Heavy liquid concentration, regardless of the chemicals used, makes picking both easier and more enjoyable (finding lots of fossils instead of few fossils per unit volume). This also maximizes research time by speeding up fossil recovery. The heavy liquid discussed here, sodium polytungstate (=sodium metatungstate, Na6H2W12O40, abbr. SPT) can be purchased dry and dissolved in deionized water to any desired density from 2.00 g/mL to 3.10 g/mL.
Tungsten compounds have been found to be safe in general (Kazantzis,1979), and sodium polytungstate, unlike bromides and kerosene, is generally regarded as safe unless ingested or applied to the eye (Cifelli et al., 1996:17 and many references therein, also see the Material Safety Data Sheet [MSDS, linked in references] or equivalent safety documentation). Further, sodium polytungstate can be reused continually, assuming it is taken care of properly. It is however, quite expensive (>$200 per 0.1kg), and traditionally difficult to obtain (though the Internet has reduced that problem, as a simple Google® search will reveal). Further, we followed the recommendations of Callahan (1987:765) in using bleached coffee filters instead of filter paper (contra Murray and Johnston, 1987:318) as they appear to speed recovery, but they also seem to have allowed clays to enter and discolor the SPT (though no other side effects have been confirmed, they may have absorbed some of the SPT as a precipitate, see McCarty and Congleton, 1994:198). Six et al. (1999) describe a process of cleansing SPT of organic contents by percolation through a column of activated carbon, and similar methods may work for the removal of clay, though we did not test this, and Murray and Johnston (1987:317-319) and Callahan (1987:765) both argue that laboratory-grade filter paper is enough.
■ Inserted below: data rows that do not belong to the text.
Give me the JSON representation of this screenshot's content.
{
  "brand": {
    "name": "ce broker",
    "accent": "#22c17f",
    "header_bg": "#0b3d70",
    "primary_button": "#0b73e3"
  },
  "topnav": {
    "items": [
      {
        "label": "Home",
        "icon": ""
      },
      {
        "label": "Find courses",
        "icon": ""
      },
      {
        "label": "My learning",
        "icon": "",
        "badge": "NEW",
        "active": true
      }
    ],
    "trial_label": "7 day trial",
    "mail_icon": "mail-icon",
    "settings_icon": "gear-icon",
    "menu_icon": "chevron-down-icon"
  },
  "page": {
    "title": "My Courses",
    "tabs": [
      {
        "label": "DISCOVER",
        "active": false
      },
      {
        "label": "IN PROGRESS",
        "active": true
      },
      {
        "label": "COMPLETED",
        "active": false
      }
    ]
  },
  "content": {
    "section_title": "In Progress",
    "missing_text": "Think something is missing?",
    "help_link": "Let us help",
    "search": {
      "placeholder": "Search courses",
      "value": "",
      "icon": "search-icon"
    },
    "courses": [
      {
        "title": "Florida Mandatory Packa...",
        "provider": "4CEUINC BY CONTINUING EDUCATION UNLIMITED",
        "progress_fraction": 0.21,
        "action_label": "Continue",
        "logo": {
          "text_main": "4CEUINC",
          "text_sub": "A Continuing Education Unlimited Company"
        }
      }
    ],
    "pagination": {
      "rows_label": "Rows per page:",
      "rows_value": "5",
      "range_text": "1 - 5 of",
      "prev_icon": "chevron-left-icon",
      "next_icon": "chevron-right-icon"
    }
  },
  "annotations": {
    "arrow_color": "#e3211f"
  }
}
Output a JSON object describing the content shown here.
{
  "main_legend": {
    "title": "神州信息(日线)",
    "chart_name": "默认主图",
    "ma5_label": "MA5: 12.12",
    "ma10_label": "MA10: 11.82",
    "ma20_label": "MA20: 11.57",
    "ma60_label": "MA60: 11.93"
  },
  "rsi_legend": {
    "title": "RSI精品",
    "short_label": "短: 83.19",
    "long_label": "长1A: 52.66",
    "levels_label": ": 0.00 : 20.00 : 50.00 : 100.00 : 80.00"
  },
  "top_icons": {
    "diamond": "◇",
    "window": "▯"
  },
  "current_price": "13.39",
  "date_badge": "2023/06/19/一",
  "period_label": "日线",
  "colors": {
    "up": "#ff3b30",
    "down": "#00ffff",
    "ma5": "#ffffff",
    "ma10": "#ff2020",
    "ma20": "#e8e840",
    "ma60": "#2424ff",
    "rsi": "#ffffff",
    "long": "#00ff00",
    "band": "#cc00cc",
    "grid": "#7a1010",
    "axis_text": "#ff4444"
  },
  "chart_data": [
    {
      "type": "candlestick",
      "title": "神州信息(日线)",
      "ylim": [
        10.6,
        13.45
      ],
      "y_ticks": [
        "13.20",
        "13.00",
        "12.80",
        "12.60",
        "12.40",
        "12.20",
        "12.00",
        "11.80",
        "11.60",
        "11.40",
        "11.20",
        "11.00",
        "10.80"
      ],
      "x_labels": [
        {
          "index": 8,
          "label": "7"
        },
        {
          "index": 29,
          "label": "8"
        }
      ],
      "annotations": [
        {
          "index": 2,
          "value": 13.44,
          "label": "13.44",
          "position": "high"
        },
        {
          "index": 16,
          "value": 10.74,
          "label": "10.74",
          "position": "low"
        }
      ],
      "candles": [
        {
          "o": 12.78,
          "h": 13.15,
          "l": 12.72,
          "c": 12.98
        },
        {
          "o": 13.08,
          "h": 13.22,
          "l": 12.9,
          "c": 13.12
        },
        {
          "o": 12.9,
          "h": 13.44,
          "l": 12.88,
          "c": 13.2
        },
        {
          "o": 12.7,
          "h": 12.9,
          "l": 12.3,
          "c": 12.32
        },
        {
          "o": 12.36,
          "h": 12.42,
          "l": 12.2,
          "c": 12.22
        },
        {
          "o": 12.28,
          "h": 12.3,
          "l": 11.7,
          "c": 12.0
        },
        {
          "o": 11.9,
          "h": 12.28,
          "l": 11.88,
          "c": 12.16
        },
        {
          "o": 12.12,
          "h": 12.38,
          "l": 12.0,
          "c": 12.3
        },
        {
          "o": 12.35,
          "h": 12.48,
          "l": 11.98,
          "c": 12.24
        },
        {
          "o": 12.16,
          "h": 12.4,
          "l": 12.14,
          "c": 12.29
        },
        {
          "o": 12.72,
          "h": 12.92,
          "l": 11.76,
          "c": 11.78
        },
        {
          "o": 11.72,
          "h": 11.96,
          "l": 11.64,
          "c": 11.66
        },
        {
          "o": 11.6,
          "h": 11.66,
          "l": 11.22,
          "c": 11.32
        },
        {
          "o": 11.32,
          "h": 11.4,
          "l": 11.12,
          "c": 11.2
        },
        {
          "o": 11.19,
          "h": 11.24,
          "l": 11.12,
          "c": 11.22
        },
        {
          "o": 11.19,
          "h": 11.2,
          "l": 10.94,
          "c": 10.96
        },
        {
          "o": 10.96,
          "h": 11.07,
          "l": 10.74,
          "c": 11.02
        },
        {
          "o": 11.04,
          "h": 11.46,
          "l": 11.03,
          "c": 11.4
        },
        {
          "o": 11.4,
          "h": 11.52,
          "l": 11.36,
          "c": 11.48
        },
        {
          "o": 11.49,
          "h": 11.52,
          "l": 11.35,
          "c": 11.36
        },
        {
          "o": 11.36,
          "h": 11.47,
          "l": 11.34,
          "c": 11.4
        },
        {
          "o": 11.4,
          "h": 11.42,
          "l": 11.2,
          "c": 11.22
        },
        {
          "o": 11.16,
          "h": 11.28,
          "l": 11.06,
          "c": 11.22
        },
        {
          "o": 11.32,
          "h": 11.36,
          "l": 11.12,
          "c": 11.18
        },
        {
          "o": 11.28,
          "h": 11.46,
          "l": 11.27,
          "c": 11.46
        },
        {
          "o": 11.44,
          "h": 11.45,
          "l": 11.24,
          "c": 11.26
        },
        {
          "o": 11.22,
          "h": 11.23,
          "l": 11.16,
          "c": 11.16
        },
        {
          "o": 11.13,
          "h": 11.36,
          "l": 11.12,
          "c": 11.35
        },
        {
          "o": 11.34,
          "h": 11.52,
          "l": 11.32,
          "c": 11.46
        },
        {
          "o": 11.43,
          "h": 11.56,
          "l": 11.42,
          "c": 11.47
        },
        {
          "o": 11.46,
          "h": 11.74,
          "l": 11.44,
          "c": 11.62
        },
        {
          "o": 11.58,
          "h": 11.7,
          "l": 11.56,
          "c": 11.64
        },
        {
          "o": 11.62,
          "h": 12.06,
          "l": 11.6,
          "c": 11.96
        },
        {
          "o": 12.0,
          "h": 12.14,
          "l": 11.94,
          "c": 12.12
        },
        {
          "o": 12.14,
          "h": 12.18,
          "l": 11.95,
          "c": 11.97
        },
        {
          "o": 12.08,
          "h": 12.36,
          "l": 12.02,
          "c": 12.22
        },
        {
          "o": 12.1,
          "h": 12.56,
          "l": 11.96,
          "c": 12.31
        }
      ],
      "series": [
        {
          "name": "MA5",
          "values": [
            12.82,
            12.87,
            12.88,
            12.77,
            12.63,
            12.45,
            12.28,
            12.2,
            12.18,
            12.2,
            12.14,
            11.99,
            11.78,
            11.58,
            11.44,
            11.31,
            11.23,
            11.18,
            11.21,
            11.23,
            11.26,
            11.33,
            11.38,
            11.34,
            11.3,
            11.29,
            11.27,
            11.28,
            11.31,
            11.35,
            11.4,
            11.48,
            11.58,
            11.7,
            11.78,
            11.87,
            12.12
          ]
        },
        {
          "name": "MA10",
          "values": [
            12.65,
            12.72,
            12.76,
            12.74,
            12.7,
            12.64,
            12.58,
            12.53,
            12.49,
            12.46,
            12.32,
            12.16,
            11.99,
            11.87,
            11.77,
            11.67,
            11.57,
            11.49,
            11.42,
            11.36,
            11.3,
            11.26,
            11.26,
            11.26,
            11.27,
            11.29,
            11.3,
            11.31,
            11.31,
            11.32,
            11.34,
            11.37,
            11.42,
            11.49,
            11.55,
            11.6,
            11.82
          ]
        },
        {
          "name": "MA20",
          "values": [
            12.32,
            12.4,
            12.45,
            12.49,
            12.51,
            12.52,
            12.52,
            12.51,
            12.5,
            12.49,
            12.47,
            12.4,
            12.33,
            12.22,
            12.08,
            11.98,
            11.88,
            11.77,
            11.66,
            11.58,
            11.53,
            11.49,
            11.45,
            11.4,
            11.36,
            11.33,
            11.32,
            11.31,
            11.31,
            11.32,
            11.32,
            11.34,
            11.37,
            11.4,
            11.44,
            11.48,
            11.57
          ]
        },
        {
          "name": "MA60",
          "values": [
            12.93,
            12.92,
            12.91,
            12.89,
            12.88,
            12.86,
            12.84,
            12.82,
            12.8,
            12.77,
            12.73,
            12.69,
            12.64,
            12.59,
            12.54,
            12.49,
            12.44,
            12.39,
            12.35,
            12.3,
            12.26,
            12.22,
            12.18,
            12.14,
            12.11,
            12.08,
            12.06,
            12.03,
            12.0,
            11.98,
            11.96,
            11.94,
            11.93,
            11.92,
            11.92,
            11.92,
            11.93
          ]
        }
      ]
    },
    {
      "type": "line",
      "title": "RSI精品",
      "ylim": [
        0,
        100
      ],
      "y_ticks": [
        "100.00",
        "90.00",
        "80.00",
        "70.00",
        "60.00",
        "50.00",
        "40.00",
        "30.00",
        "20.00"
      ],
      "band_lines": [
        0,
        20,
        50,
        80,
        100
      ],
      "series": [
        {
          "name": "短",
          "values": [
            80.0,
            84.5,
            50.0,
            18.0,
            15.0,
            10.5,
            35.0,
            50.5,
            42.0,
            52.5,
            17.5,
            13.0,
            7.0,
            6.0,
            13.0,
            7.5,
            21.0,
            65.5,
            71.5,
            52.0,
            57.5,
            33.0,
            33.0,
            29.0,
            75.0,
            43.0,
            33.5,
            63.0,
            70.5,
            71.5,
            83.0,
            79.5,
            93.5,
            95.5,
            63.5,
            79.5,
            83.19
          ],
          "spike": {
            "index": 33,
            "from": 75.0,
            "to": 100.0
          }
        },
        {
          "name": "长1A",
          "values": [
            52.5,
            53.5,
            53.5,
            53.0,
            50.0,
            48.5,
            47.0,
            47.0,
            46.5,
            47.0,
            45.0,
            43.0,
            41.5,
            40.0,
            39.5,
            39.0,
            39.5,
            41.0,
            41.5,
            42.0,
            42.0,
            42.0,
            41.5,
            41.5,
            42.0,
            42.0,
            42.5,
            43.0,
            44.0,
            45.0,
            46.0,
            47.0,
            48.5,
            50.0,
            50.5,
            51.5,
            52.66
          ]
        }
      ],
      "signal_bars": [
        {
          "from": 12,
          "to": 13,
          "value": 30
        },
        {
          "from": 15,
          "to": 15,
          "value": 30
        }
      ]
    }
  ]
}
Yet as a possible (though unlikely) consequence of clay contamination (clay from a previously separated site contaminating future sites’ fossils) we advise caution in performing geochemical analyses on SPT separated fossils without heavily rinsing them until further studies on the solution’s effects and the efficacy of clay removal are performed.
Despite these modest drawbacks, SPT still provides a powerful tool for the paleontologist/preparator’s arsenal, as we found it easy to use, efficient, and very effective (see below). The ability to continually reuse it, as well as its speed and efficacy, make it cost effective in the long run, albeit a rather large initial investment is required. Here we outline the materials we recommend for a sodium polytungstate separation laboratory, the methods of separation, and the efficacy of the system.